This fantastic slab of vinyl gets my vote for best album of 2007. Naturally, the music on this record isn't from 2007 but instead more or less contemporary with the year of my birth, 1973. This period may not have been the best of musical times for rock in the US and UK if you like what I like, but in many other parts of the world, the changes ushered in by the 1960s were still being felt.

I've been impressed thus far with recordings by Hungarian artists from the 1960s and 1970s that I've had the opportunity to hear. Since the country has one of the most distinctive cultures in Europe (at least from my American perspective), it should come as no surprise that their musicians are similarly idiosyncratic.

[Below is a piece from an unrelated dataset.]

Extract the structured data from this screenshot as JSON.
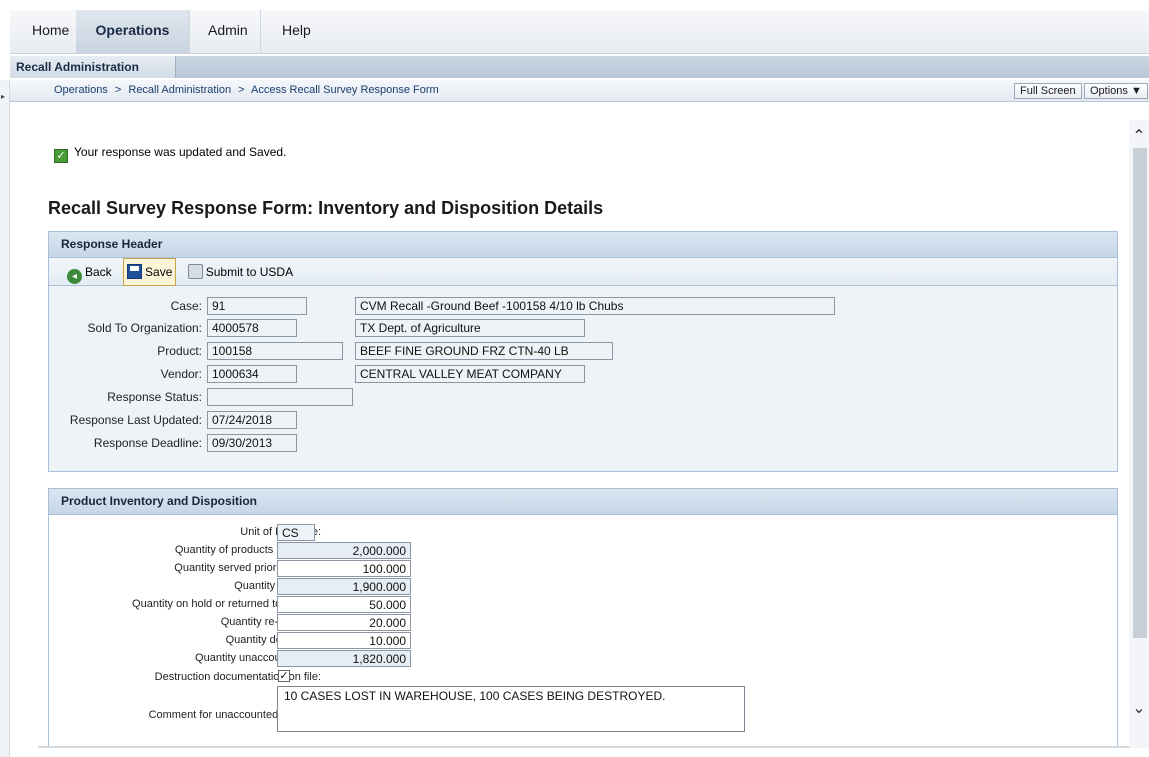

Sarolta Zalatnay (born as Charlotte Sacher in Budapest in 1947) ranks as one of the most important entertainers from that era. Although best known as a singer during her salad days, to acknowledge Cini (the nickname by which she is affectionately known to her fans back home) strictly for her vocal talents ignores her exploits as pianist, actress, fashionista, writer, 54-year-old Playboy model, ex-convict, and cancer survivor, not to mention the fact that she has been one of the most ubiquitous celebrities in Hungary during the last 50 years. This eponymous LP's absorbing liner notes provide plenty of details for those interested in a more complete overview of her life story.

Sarolta Zalatnay assembles the crème de la crème of Cini's album and single tracks from the extremely fruitful 1970-1974 period of her recording career. As a performer at the forefront of hipness, she released material that usually achieved popular success but also occasionally proved to be too ahead of its time. Regardless of their commercial impact, the 16 tracks on this LP display an astonishing degree of variety made possible by Zalatnay's prowess as a vocalist as well as the accompaniment of some of Hungary's most significant rock groups such as Metro, Omega, Locomotiv GT, and Skorpio. Many writers have noted the perceived similarities between Sarolta and Janis Joplin. While I'll concede a superficial resemblance, Zalatnay displays greater range and versatility while generally avoiding the screeching histrionics that came to define her American counterpart.

The songs on this album fall into four categories, with Cini modeling each style as elegantly as the early 1970s designer fashions for which she was equally famous. Her rock side is well represented by "Itt A Nyar" ("Summer's Here"), "Ki Tiltija Meg" ("Who Does Prohibit It"), the admittedly Joplin-ish "Rogos Uton" ("That Bumpy Road"), "Sracok Oh Sracok" ("Kids Oh Kids"), "Fekete Beat" ("Black Beat"), "Keso Esti Oran" ("Late Night Hour"), "Fekete Arnyek" ("Black Shadow"), and "Oh Ha Milliomos Lennek" ("Oh If I Were a Millionaire"), performances that are at times heavy and at others derivative of sounds from late-1960s Swinging London.

Three of Zalatnay's collaborations with Skorpio - "Egyser" ("Once"), "Hadd Mondjam El" ("Let Me Tell"), and "Ne Hidd El" ("Don't Believe") - offer this collection's most surprising pleasures, wah-wah and breaks-laden cuts best described as Magyar funk. White musicians seldom get down as convincingly as they do here. Woodwinds, bongos, and soaring strings dominate the the ethereally folky "Muanyag Almok" ("Plastic Dreams"), "Adj Egy Percet" ("Give Me a Minute"), and "Az Idok Peremen" ("On the Rim of Time"). The beauty of Cini's voice comes through clearly on these songs even if you don't understand a word of Hungarian. And for those seeking mind expansion, "Egy Szot Se Szolj" ("Speak Not a Word") and "Zold Borostyan" ("Green Ivy") deliver the psychedelic goods in spades and feature some astounding guitar work, presumably supplied by Metro's frontman Zorán Sztevanovity.

Tracklist:

A1. Itt A Nyár
A2. Egyser
A3. Münanyag Álmok
A4. Egy Szót Se Szólj
A5. Hadd Mondjam El
A6. Ki Tiltja Meg
A7. Rögös Úton
A8. Zold Borostyán
B1. Adj Egy Percet
B2. Sracok Oh Sracok
B3. Fekete Beat
B4. Ne Hidd El
B5. Késö Esti Órán
B6. Fekete Árnyek
B7. Óh Ha Milliomos Lennék
B8. Az Idök Peremén